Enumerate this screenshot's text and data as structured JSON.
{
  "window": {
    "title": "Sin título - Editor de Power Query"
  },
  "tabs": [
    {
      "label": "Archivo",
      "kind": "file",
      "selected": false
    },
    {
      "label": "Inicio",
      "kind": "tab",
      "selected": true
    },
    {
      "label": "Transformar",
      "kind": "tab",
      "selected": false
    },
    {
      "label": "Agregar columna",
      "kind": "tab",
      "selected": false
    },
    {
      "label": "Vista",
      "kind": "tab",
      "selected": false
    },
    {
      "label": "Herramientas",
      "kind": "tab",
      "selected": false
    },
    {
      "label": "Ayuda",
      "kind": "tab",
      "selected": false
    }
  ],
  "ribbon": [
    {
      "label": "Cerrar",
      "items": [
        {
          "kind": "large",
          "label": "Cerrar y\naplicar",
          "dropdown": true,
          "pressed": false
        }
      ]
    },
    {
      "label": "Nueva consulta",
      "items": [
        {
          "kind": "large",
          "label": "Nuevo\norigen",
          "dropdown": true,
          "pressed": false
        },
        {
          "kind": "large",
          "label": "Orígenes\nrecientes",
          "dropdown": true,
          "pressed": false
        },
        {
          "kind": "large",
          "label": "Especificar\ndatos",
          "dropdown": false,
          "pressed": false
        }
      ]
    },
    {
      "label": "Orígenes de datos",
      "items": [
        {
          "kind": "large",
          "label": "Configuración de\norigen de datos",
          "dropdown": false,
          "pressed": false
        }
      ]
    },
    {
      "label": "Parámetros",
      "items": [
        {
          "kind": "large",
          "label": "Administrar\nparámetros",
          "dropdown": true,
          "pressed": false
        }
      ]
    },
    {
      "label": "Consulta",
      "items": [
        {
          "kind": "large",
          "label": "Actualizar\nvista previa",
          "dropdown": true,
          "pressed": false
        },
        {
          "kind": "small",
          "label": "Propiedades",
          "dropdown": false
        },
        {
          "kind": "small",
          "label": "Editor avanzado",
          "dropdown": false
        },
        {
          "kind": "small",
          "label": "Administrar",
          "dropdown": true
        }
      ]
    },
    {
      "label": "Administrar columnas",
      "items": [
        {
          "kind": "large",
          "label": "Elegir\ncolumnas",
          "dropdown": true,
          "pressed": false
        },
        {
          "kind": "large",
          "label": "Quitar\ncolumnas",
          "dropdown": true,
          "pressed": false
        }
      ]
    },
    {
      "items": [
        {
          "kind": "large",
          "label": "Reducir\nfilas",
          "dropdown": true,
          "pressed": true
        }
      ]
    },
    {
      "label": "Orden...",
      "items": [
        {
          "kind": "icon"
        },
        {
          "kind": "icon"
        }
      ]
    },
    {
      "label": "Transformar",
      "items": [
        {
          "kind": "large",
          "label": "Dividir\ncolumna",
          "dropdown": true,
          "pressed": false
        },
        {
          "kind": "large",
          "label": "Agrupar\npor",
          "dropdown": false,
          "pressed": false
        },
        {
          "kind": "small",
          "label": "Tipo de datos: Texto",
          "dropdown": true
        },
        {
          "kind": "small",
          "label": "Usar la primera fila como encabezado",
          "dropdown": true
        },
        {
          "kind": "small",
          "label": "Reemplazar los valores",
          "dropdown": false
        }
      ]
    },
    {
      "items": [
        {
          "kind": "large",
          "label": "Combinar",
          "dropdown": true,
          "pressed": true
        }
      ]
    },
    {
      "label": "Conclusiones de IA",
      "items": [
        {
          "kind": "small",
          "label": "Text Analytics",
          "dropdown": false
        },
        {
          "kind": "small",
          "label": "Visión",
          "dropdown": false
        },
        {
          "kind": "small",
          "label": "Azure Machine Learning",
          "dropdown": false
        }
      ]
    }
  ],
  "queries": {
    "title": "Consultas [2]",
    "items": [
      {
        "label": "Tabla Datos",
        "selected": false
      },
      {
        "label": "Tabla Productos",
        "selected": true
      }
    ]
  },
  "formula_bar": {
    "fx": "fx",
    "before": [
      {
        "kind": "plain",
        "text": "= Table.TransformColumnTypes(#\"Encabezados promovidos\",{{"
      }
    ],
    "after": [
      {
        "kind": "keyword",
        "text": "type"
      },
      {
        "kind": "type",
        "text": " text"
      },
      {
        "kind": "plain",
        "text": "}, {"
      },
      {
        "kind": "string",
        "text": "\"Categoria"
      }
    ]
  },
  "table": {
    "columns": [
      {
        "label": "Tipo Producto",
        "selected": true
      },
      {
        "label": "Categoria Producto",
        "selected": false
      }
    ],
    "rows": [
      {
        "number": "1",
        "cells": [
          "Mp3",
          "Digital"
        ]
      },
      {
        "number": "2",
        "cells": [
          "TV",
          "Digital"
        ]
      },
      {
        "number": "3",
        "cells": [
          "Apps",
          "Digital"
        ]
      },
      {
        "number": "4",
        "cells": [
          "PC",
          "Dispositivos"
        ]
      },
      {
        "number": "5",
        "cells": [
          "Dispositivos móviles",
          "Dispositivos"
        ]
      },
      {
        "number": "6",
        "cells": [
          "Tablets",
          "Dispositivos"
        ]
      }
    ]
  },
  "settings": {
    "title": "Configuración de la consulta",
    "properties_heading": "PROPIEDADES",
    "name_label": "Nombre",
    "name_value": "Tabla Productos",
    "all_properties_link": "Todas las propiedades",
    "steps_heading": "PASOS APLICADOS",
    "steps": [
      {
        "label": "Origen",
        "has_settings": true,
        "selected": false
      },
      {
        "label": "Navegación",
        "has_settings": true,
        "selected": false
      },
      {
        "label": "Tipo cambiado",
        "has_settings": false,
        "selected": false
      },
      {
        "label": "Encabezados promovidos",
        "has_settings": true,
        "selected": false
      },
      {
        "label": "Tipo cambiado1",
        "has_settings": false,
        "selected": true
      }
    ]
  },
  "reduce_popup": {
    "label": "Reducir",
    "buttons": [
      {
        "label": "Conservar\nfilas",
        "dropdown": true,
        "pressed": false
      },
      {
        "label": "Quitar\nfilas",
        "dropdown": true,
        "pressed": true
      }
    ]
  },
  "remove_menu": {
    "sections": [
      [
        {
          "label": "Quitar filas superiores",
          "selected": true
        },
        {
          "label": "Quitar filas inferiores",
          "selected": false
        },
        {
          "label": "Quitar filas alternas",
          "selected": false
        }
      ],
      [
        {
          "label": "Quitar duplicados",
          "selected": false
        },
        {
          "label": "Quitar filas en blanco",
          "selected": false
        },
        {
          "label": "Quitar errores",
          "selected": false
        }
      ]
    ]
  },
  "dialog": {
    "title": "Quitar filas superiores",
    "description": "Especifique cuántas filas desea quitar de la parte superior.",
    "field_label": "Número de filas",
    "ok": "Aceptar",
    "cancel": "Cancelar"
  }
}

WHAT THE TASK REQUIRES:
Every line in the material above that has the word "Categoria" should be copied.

SOLUTION TO THE EXERCISE:
        "text": "\"Categoria"
        "label": "Categoria Producto",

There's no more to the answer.